_Task_
In the copy, include no pictures, but reproduce every record exactly.

_Dataset rows describing interfaces_
──────
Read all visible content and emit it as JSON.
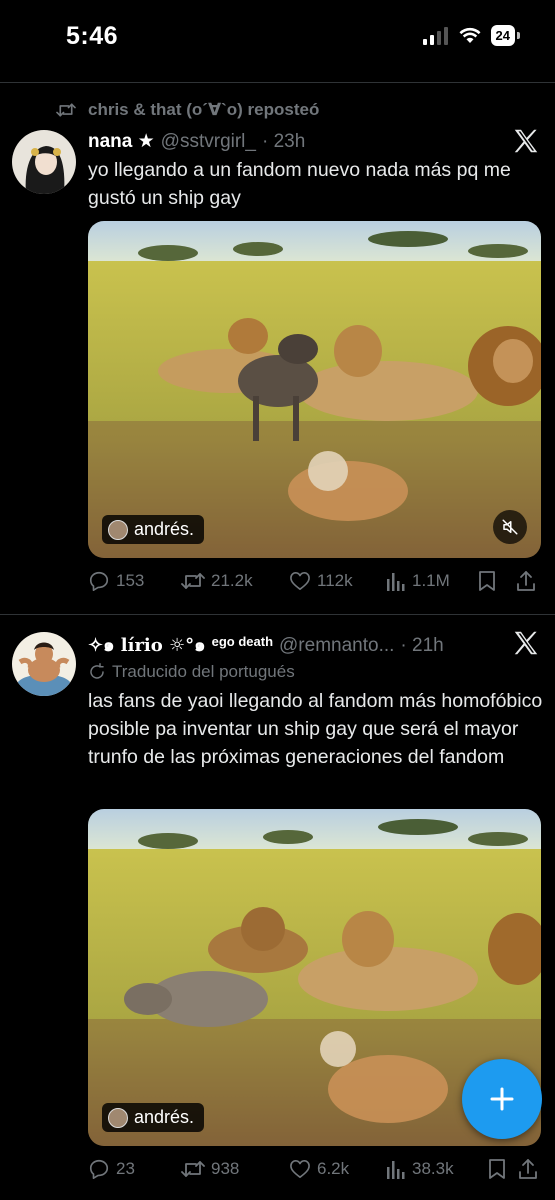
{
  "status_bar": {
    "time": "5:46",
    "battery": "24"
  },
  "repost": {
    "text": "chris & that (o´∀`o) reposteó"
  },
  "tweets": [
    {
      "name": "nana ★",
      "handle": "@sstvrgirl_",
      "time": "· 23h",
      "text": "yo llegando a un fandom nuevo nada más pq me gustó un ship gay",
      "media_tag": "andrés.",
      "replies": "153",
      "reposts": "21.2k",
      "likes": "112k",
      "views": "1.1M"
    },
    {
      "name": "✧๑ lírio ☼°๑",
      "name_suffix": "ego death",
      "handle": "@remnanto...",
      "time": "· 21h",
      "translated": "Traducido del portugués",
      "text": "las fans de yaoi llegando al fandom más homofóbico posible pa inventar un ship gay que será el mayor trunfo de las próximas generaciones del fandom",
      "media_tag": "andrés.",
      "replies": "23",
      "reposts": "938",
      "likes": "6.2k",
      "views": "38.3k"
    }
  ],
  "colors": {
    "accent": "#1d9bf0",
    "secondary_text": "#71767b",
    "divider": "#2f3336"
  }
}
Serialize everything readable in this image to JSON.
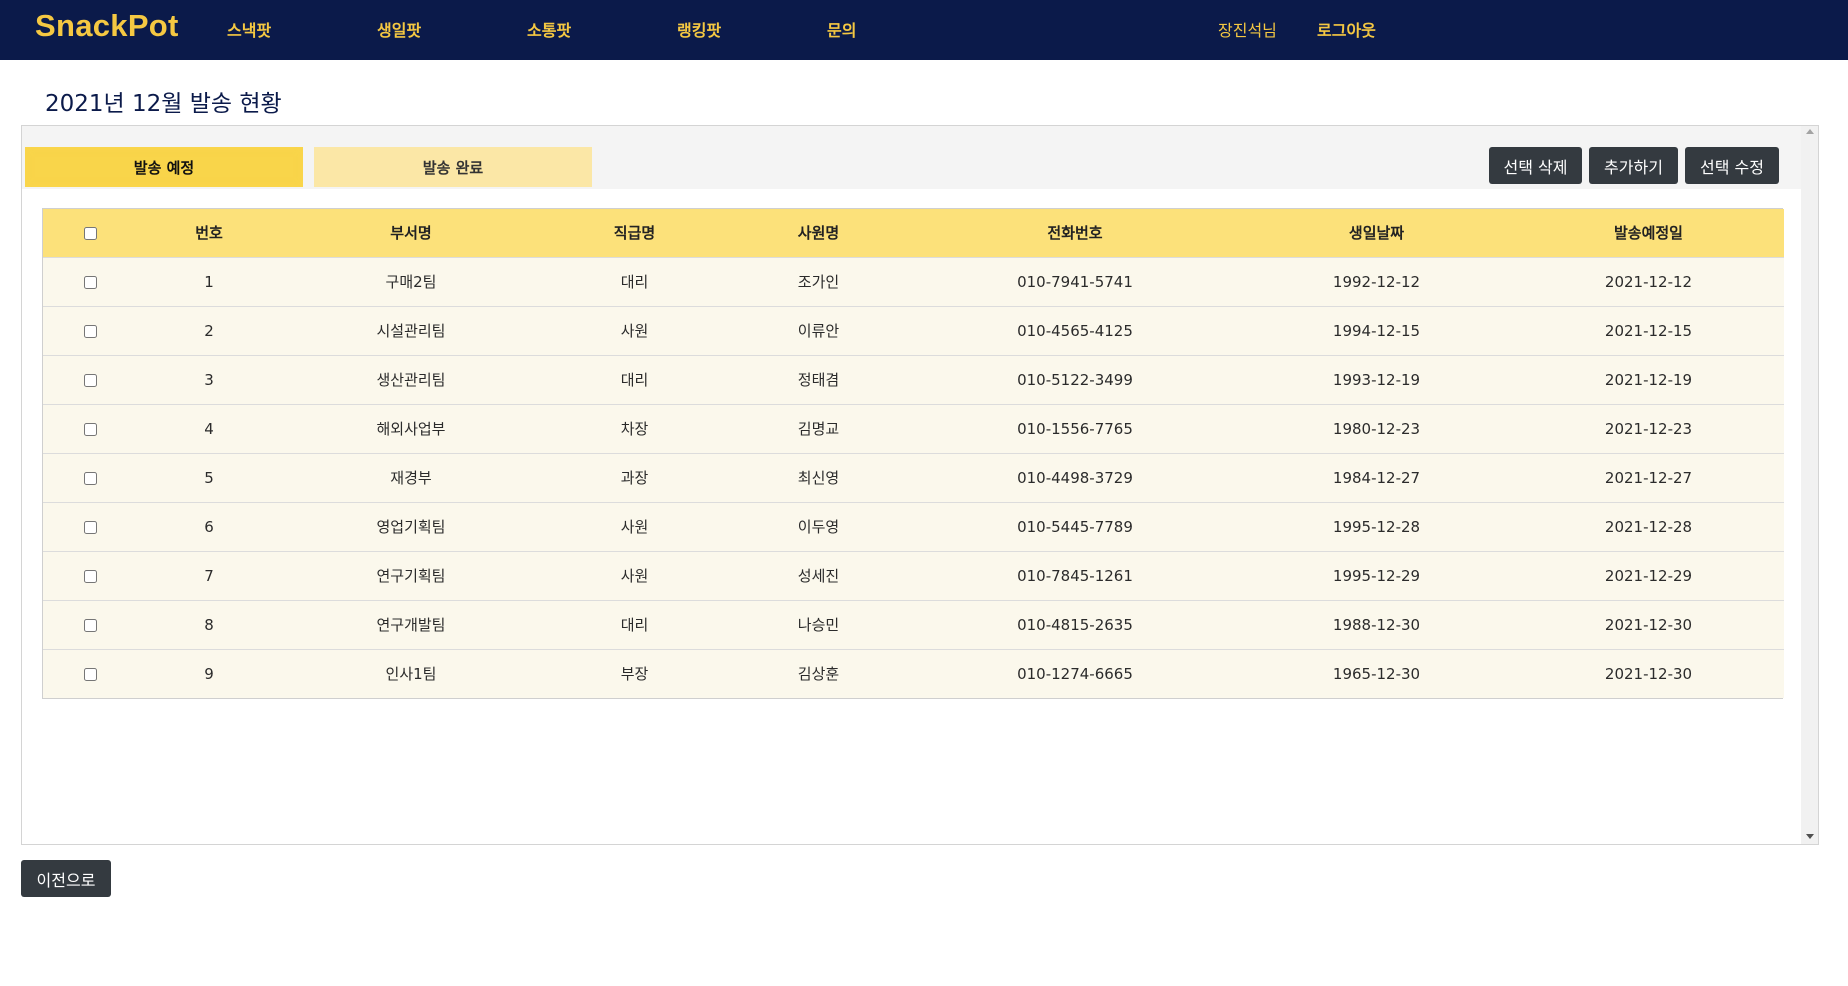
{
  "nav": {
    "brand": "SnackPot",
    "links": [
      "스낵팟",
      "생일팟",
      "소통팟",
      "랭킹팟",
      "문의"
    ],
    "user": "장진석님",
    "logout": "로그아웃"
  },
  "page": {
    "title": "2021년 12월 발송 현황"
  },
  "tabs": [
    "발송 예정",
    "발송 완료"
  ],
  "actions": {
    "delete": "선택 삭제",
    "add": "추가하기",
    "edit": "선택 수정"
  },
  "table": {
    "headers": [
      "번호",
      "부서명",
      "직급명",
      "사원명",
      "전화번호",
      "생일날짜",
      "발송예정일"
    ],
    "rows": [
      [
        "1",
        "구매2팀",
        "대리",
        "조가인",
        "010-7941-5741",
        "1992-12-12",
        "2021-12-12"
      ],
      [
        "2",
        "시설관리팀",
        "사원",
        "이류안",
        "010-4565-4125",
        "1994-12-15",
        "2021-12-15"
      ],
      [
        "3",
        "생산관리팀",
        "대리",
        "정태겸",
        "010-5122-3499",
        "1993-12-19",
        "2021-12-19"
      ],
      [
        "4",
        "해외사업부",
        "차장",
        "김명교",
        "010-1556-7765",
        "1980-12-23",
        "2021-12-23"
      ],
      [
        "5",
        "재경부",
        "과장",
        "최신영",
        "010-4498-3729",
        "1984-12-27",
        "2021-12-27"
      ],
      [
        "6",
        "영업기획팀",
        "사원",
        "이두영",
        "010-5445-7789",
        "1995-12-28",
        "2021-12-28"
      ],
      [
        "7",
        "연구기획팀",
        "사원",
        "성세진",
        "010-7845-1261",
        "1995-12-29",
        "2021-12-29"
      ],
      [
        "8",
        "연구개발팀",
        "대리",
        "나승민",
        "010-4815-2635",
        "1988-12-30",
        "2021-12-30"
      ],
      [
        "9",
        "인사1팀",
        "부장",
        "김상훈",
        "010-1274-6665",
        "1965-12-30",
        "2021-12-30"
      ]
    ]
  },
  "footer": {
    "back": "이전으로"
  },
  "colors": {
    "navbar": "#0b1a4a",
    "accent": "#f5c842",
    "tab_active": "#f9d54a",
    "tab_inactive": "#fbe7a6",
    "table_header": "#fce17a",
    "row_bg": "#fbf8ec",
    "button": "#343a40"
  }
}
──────
_Answer to this exercise_
Read all visible content and emit it as JSON.
{
  "status_bar": {
    "time": "5:46",
    "battery": "24"
  },
  "repost": {
    "text": "chris & that (o´∀`o) reposteó"
  },
  "tweets": [
    {
      "name": "nana ★",
      "handle": "@sstvrgirl_",
      "time": "· 23h",
      "text": "yo llegando a un fandom nuevo nada más pq me gustó un ship gay",
      "media_tag": "andrés.",
      "replies": "153",
      "reposts": "21.2k",
      "likes": "112k",
      "views": "1.1M"
    },
    {
      "name": "✧๑ lírio ☼°๑",
      "name_suffix": "ego death",
      "handle": "@remnanto...",
      "time": "· 21h",
      "translated": "Traducido del portugués",
      "text": "las fans de yaoi llegando al fandom más homofóbico posible pa inventar un ship gay que será el mayor trunfo de las próximas generaciones del fandom",
      "media_tag": "andrés.",
      "replies": "23",
      "reposts": "938",
      "likes": "6.2k",
      "views": "38.3k"
    }
  ],
  "colors": {
    "accent": "#1d9bf0",
    "secondary_text": "#71767b",
    "divider": "#2f3336"
  }
}
Serialize everything readable in this image to JSON.
{
  "nav": {
    "brand": "SnackPot",
    "links": [
      "스낵팟",
      "생일팟",
      "소통팟",
      "랭킹팟",
      "문의"
    ],
    "user": "장진석님",
    "logout": "로그아웃"
  },
  "page": {
    "title": "2021년 12월 발송 현황"
  },
  "tabs": [
    "발송 예정",
    "발송 완료"
  ],
  "actions": {
    "delete": "선택 삭제",
    "add": "추가하기",
    "edit": "선택 수정"
  },
  "table": {
    "headers": [
      "번호",
      "부서명",
      "직급명",
      "사원명",
      "전화번호",
      "생일날짜",
      "발송예정일"
    ],
    "rows": [
      [
        "1",
        "구매2팀",
        "대리",
        "조가인",
        "010-7941-5741",
        "1992-12-12",
        "2021-12-12"
      ],
      [
        "2",
        "시설관리팀",
        "사원",
        "이류안",
        "010-4565-4125",
        "1994-12-15",
        "2021-12-15"
      ],
      [
        "3",
        "생산관리팀",
        "대리",
        "정태겸",
        "010-5122-3499",
        "1993-12-19",
        "2021-12-19"
      ],
      [
        "4",
        "해외사업부",
        "차장",
        "김명교",
        "010-1556-7765",
        "1980-12-23",
        "2021-12-23"
      ],
      [
        "5",
        "재경부",
        "과장",
        "최신영",
        "010-4498-3729",
        "1984-12-27",
        "2021-12-27"
      ],
      [
        "6",
        "영업기획팀",
        "사원",
        "이두영",
        "010-5445-7789",
        "1995-12-28",
        "2021-12-28"
      ],
      [
        "7",
        "연구기획팀",
        "사원",
        "성세진",
        "010-7845-1261",
        "1995-12-29",
        "2021-12-29"
      ],
      [
        "8",
        "연구개발팀",
        "대리",
        "나승민",
        "010-4815-2635",
        "1988-12-30",
        "2021-12-30"
      ],
      [
        "9",
        "인사1팀",
        "부장",
        "김상훈",
        "010-1274-6665",
        "1965-12-30",
        "2021-12-30"
      ]
    ]
  },
  "footer": {
    "back": "이전으로"
  },
  "colors": {
    "navbar": "#0b1a4a",
    "accent": "#f5c842",
    "tab_active": "#f9d54a",
    "tab_inactive": "#fbe7a6",
    "table_header": "#fce17a",
    "row_bg": "#fbf8ec",
    "button": "#343a40"
  }
}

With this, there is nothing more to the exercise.